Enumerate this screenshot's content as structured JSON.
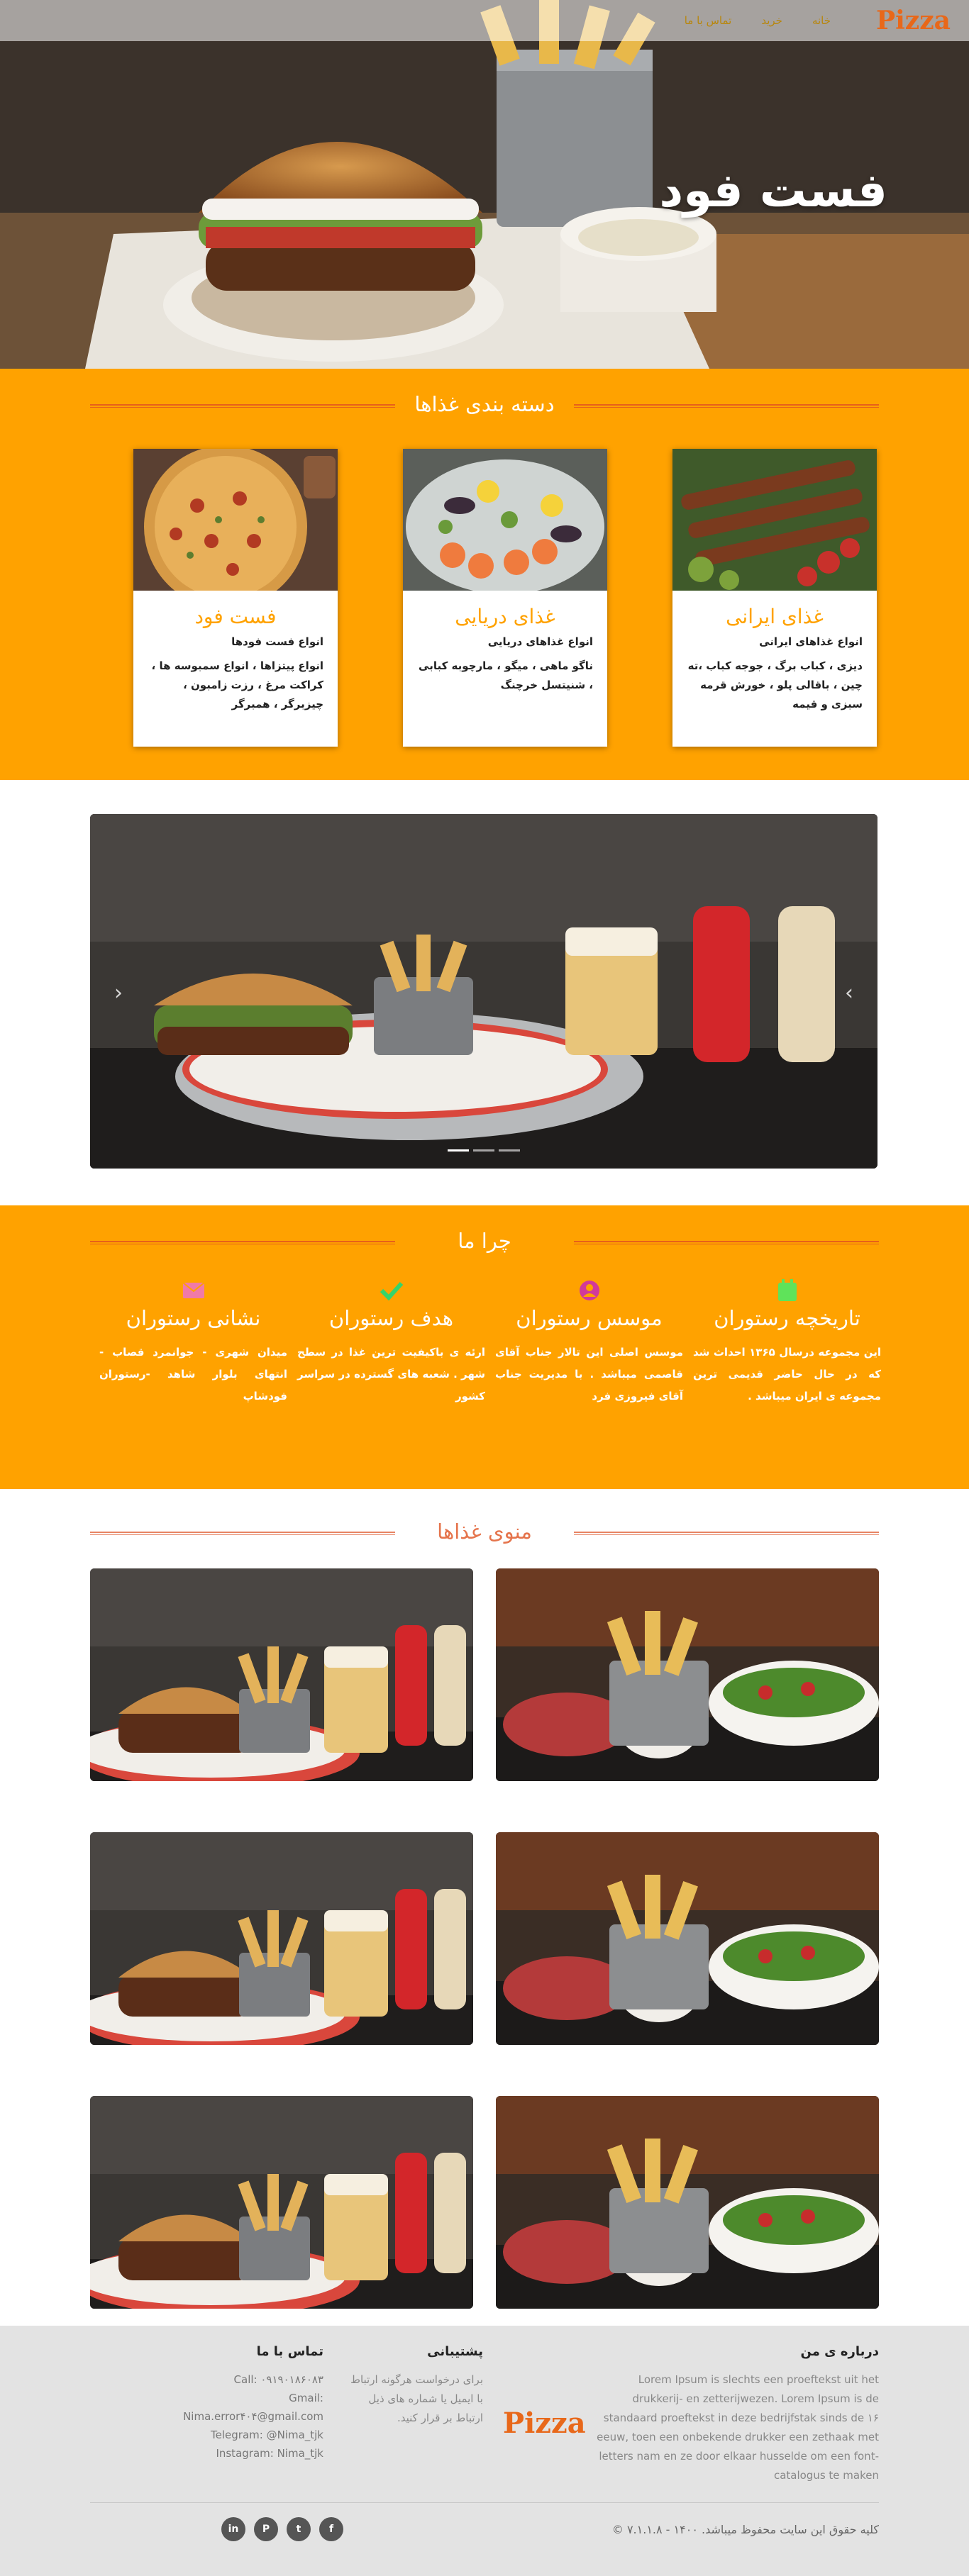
{
  "nav": {
    "brand": "Pizza",
    "links": [
      "خانه",
      "خرید",
      "تماس با ما"
    ]
  },
  "hero": {
    "title": "فست فود"
  },
  "categories": {
    "title": "دسته بندی غذاها",
    "cards": [
      {
        "title": "غذای ایرانی",
        "subtitle": "انواع غذاهای ایرانی",
        "text": "دیزی ، کباب برگ ، جوجه کباب ،ته چین ، باقالی پلو ، خورش قرمه سبزی و قیمه"
      },
      {
        "title": "غذای دریایی",
        "subtitle": "انواع غذاهای دریایی",
        "text": "ناگو ماهی ، میگو ، مارچوبه کبابی ، شنیتسل خرچنگ"
      },
      {
        "title": "فست فود",
        "subtitle": "انواع فست فودها",
        "text": "انواع پیتزاها ، انواع سمبوسه ها ، کراکت مرغ ، رزت زامبون ، چیزبرگر ، همبرگر"
      }
    ]
  },
  "why": {
    "title": "چرا ما",
    "features": [
      {
        "icon": "calendar-icon",
        "title": "تاریخچه رستوران",
        "text": "این مجموعه درسال ۱۳۶۵ احداث شد که در حال حاضر قدیمی ترین مجموعه ی ایران میباشد ."
      },
      {
        "icon": "user-icon",
        "title": "موسس رستوران",
        "text": "موسس اصلی این تالار جناب آقای قاصمی میباشد . با مدیریت جناب آقای فیروزی فرد"
      },
      {
        "icon": "check-icon",
        "title": "هدف رستوران",
        "text": "ارئه ی باکیفیت ترین غذا در سطح شهر . شعبه های گسترده در سراسر کشور"
      },
      {
        "icon": "envelope-icon",
        "title": "نشانی رستوران",
        "text": "میدان شهری - جوانمرد قصاب - انتهای بلوار شاهد -رستوران فودشاپ"
      }
    ]
  },
  "menu": {
    "title": "منوی غذاها"
  },
  "footer": {
    "about_title": "درباره ی من",
    "about_text": "Lorem Ipsum is slechts een proeftekst uit het drukkerij- en zetterijwezen. Lorem Ipsum is de standaard proeftekst in deze bedrijfstak sinds de ۱۶ eeuw, toen een onbekende drukker een zethaak met letters nam en ze door elkaar husselde om een font-catalogus te maken",
    "brand": "Pizza",
    "support_title": "پشتیبانی",
    "support_text": "برای درخواست هرگونه ارتباط با ایمیل یا شماره های ذیل ارتباط بر قرار کنید.",
    "contact_title": "تماس با ما",
    "contact_lines": [
      "Call: ۰۹۱۹۰۱۸۶۰۸۳",
      "Gmail: Nima.error۴۰۴@gmail.com",
      "Telegram: @Nima_tjk",
      "Instagram: Nima_tjk"
    ],
    "copyright": "کلیه حقوق این سایت محفوظ میباشد. ۱۴۰۰ - ۷.۱.۱.۸ ©",
    "socials": [
      "linkedin-icon",
      "pinterest-icon",
      "twitter-icon",
      "facebook-icon"
    ]
  },
  "colors": {
    "accent": "#ffa200",
    "brand": "#e8681a",
    "footer_bg": "#e3e3e3"
  }
}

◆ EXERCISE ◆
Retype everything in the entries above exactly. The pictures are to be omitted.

◆ ANSWER TO THIS TASK ◆
Enumerate this screenshot's content as structured JSON.
{
  "nav": {
    "brand": "Pizza",
    "links": [
      "خانه",
      "خرید",
      "تماس با ما"
    ]
  },
  "hero": {
    "title": "فست فود"
  },
  "categories": {
    "title": "دسته بندی غذاها",
    "cards": [
      {
        "title": "غذای ایرانی",
        "subtitle": "انواع غذاهای ایرانی",
        "text": "دیزی ، کباب برگ ، جوجه کباب ،ته چین ، باقالی پلو ، خورش قرمه سبزی و قیمه"
      },
      {
        "title": "غذای دریایی",
        "subtitle": "انواع غذاهای دریایی",
        "text": "ناگو ماهی ، میگو ، مارچوبه کبابی ، شنیتسل خرچنگ"
      },
      {
        "title": "فست فود",
        "subtitle": "انواع فست فودها",
        "text": "انواع پیتزاها ، انواع سمبوسه ها ، کراکت مرغ ، رزت زامبون ، چیزبرگر ، همبرگر"
      }
    ]
  },
  "why": {
    "title": "چرا ما",
    "features": [
      {
        "icon": "calendar-icon",
        "title": "تاریخچه رستوران",
        "text": "این مجموعه درسال ۱۳۶۵ احداث شد که در حال حاضر قدیمی ترین مجموعه ی ایران میباشد ."
      },
      {
        "icon": "user-icon",
        "title": "موسس رستوران",
        "text": "موسس اصلی این تالار جناب آقای قاصمی میباشد . با مدیریت جناب آقای فیروزی فرد"
      },
      {
        "icon": "check-icon",
        "title": "هدف رستوران",
        "text": "ارئه ی باکیفیت ترین غذا در سطح شهر . شعبه های گسترده در سراسر کشور"
      },
      {
        "icon": "envelope-icon",
        "title": "نشانی رستوران",
        "text": "میدان شهری - جوانمرد قصاب - انتهای بلوار شاهد -رستوران فودشاپ"
      }
    ]
  },
  "menu": {
    "title": "منوی غذاها"
  },
  "footer": {
    "about_title": "درباره ی من",
    "about_text": "Lorem Ipsum is slechts een proeftekst uit het drukkerij- en zetterijwezen. Lorem Ipsum is de standaard proeftekst in deze bedrijfstak sinds de ۱۶ eeuw, toen een onbekende drukker een zethaak met letters nam en ze door elkaar husselde om een font-catalogus te maken",
    "brand": "Pizza",
    "support_title": "پشتیبانی",
    "support_text": "برای درخواست هرگونه ارتباط با ایمیل یا شماره های ذیل ارتباط بر قرار کنید.",
    "contact_title": "تماس با ما",
    "contact_lines": [
      "Call: ۰۹۱۹۰۱۸۶۰۸۳",
      "Gmail: Nima.error۴۰۴@gmail.com",
      "Telegram: @Nima_tjk",
      "Instagram: Nima_tjk"
    ],
    "copyright": "کلیه حقوق این سایت محفوظ میباشد. ۱۴۰۰ - ۷.۱.۱.۸ ©",
    "socials": [
      "linkedin-icon",
      "pinterest-icon",
      "twitter-icon",
      "facebook-icon"
    ]
  },
  "colors": {
    "accent": "#ffa200",
    "brand": "#e8681a",
    "footer_bg": "#e3e3e3"
  }
}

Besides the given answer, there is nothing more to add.